Standing in shiny and dazzling contrast to the rest of the city, Makati is Manila’s business hub. It feels like a different place. With its skyscrapers, broad boulevards and spotless streets it is where Manila’s moneyed (and heavily guarded) work, live and play. For this reason many of the city’s top hotels are here too.
The problem is, that is so squeaky clean it doesn’t really feel like Manila at all. I had decided not to stay there for this reason – I hadn’t come all this way to stay in an antiseptic mall. But after a few days of vibrant, shabby streetlife I headed over and was glad to take a breather from the Third World for a while. Here people sat at sidewalk cafes idly tapping on their Macbooks (something I would not suggest you try elsewhere in the city).
Surprisingly though, as well as the requisite Starbucks and Outback Steakhouses there were a couple of real gems.
Most of Makati is given over to a vast network of malls – where middle class Manila comes to assert its spending power. (According to wikipedia, this is the 47th richest city in the world). Most of these were huge but otherwise unremarkable although one had a large rink where children could ride on electric trolleys upholstered to look like bears or giraffes, and another was advertising a bizarre “plants versus zombies” show (also for kids).
But one mall was a real eye opener. Greenbelts – consisting of Greenbelts 1,2,3 and 4 is a complex of gleaming, luxury stores built around a rambling tropical garden with huge banyan trees and immaculately maintained landscaping. The curved concrete shell of a modernist chapel lies at the centre, over a small pond, and there is a terrace of cafes and restaurants overlooking the greenery. It is stunning. Everything is so classy and well-executed and the tropical vegetation is so beautiful. I thought it was probably the most impressive mall I had seen.
Part of this complex is the private Ayala Museum – probably Manila’s best. Again I had not expected much, but the thoughtfully-lit and presented collection blew me away, particularly the fourth floor “gold vault”. Here, barred doors clang shut behind you as you enter a cool, dim vault where pre-Hispanic Filipino jewellery glimmers under spotlights. Its incredible. There are ceremonial sashes, heavy earplugs, solid gold dagger handles and my favourites, “orifice covers” used to cover the eyes and mouth of the dead in funeral rites. Security cameras track your every move as you pass through the exhibit, as I can attest after being sprung taking a sneaky photo (none are allowed). A security guard came up and patiently pointed out that I had been seen on the CCTV and I would have to delete the picture. I was rumbled by this rare example of Filipino efficiency – but fair enough. After all, not everyone in Manila plays by Makati’s rules.
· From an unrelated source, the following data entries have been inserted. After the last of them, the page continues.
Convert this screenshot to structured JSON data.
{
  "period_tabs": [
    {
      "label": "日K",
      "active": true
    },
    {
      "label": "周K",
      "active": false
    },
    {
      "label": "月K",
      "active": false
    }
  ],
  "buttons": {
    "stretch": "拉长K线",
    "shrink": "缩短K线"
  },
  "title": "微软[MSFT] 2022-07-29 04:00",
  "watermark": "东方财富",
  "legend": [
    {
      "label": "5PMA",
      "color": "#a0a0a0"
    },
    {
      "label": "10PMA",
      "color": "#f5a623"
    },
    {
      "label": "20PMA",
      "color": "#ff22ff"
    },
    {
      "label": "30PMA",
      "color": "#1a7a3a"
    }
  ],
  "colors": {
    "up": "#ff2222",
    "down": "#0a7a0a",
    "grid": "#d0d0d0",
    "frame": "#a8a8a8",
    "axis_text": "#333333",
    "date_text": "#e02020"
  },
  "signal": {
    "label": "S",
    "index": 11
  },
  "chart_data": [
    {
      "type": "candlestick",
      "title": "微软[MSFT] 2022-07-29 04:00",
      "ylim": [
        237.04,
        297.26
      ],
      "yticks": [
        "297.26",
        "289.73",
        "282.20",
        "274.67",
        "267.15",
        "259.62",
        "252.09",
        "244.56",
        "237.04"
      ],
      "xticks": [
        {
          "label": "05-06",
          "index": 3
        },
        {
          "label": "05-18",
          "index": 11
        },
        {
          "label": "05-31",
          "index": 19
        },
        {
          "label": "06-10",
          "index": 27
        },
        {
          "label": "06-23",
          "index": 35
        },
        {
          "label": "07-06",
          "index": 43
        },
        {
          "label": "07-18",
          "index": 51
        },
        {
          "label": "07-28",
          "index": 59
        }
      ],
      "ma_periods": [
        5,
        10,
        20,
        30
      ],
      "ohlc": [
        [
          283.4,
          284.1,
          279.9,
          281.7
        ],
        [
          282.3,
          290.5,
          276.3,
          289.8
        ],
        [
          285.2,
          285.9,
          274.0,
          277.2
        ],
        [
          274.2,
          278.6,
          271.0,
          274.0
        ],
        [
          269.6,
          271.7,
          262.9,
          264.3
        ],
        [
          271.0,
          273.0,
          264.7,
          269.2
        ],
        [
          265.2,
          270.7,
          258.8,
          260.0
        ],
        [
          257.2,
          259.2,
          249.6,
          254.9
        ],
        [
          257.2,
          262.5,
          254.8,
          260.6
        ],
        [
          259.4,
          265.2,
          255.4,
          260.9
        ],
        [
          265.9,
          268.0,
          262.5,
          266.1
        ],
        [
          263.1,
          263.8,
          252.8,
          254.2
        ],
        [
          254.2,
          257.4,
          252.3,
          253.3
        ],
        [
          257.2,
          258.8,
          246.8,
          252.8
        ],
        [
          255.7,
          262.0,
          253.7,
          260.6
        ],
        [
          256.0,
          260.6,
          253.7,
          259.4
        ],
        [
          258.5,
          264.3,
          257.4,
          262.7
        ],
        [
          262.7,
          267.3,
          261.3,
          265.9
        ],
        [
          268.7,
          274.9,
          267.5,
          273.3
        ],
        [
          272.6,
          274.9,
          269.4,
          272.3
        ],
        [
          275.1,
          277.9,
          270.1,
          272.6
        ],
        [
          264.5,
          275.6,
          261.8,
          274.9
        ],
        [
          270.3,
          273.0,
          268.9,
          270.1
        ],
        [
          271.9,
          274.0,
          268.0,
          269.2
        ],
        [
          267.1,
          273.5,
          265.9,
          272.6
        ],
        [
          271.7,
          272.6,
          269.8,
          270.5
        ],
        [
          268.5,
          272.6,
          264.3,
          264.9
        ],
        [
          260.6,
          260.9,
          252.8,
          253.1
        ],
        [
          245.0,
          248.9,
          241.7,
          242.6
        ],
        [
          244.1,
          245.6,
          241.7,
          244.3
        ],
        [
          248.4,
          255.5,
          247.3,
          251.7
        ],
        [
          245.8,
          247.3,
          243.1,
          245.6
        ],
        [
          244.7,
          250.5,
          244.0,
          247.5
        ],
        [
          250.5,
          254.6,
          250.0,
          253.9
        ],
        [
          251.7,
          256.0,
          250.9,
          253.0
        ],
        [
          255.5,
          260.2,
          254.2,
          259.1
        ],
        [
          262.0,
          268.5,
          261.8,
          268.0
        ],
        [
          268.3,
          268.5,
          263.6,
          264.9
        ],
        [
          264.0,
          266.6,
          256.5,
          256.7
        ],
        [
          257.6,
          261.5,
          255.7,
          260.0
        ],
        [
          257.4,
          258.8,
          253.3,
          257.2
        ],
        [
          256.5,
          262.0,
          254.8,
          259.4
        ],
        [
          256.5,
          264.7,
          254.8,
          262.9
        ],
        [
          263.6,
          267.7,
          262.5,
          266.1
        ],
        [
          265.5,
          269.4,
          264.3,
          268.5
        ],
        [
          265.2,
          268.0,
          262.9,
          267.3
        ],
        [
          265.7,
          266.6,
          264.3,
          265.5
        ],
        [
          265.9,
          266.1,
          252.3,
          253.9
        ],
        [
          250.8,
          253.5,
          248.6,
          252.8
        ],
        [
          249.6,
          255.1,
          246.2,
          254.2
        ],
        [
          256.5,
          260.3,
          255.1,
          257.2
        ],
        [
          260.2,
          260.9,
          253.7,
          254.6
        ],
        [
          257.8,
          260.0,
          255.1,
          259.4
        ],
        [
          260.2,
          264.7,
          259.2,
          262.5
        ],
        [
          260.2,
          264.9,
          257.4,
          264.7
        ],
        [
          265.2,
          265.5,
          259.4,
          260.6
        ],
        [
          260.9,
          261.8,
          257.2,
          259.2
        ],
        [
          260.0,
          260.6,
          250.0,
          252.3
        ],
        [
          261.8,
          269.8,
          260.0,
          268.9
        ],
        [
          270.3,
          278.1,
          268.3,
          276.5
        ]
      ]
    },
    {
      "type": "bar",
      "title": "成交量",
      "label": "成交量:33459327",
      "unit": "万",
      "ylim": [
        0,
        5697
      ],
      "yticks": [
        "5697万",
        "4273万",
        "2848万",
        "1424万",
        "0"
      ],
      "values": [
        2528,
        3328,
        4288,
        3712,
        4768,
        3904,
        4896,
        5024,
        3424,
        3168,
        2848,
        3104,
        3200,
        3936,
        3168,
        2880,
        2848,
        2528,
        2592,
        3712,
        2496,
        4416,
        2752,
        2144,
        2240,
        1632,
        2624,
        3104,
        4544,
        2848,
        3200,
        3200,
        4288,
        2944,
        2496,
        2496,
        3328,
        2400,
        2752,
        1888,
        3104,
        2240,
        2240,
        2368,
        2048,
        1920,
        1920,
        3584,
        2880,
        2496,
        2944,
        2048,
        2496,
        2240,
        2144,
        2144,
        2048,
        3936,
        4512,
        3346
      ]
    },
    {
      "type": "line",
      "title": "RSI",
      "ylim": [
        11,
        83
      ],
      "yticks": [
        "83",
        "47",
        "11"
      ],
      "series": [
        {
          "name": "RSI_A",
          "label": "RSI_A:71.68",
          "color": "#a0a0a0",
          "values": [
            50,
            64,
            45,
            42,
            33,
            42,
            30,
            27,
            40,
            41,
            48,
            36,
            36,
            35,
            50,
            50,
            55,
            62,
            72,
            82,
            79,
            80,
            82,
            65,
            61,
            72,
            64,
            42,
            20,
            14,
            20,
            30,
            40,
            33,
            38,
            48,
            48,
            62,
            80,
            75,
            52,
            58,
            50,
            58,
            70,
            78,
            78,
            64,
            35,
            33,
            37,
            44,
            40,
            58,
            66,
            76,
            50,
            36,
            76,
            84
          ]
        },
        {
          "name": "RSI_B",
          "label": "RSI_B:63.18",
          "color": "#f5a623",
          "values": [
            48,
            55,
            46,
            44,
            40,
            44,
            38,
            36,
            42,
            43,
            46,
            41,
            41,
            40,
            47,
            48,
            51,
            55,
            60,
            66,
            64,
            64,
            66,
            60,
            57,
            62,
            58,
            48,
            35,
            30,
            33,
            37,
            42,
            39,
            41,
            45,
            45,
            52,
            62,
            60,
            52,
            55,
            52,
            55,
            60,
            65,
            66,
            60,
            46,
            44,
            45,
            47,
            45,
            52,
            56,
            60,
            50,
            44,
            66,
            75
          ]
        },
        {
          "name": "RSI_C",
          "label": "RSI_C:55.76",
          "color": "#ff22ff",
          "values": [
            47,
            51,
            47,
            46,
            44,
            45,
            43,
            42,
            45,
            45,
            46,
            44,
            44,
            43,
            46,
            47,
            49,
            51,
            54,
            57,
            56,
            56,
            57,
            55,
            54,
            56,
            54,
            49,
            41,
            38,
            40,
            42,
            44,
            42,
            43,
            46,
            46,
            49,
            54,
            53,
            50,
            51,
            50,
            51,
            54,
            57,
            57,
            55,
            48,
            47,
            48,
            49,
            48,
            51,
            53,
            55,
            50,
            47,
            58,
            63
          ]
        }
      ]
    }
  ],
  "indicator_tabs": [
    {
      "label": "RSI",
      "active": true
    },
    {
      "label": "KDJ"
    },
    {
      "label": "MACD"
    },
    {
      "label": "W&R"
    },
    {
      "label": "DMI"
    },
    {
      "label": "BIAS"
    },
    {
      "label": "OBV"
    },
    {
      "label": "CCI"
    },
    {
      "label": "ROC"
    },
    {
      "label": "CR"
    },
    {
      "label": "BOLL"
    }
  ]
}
Elsewhere the museum was exhibiting paintings by leading Filipino artist of the 1930s Victorio Edades (his “The Interraction” is below) and some vivid dioramas of the seemingly endless revolts and insurrections that have occurred in the islands, little noticed by the rest of the world – riots against the Chinese, revolts against the Spanish, guerrilla campaigns against the Americans, Communist and Islamic insurgencies, people power rallies and Church feuds.
In the giftshop I bought a beautiful book about Philippine art deco, with the Municipal Theater on the cover, and left fully satisfied, but slightly apprehensive that I would get mugged on the train to the ‘real world’.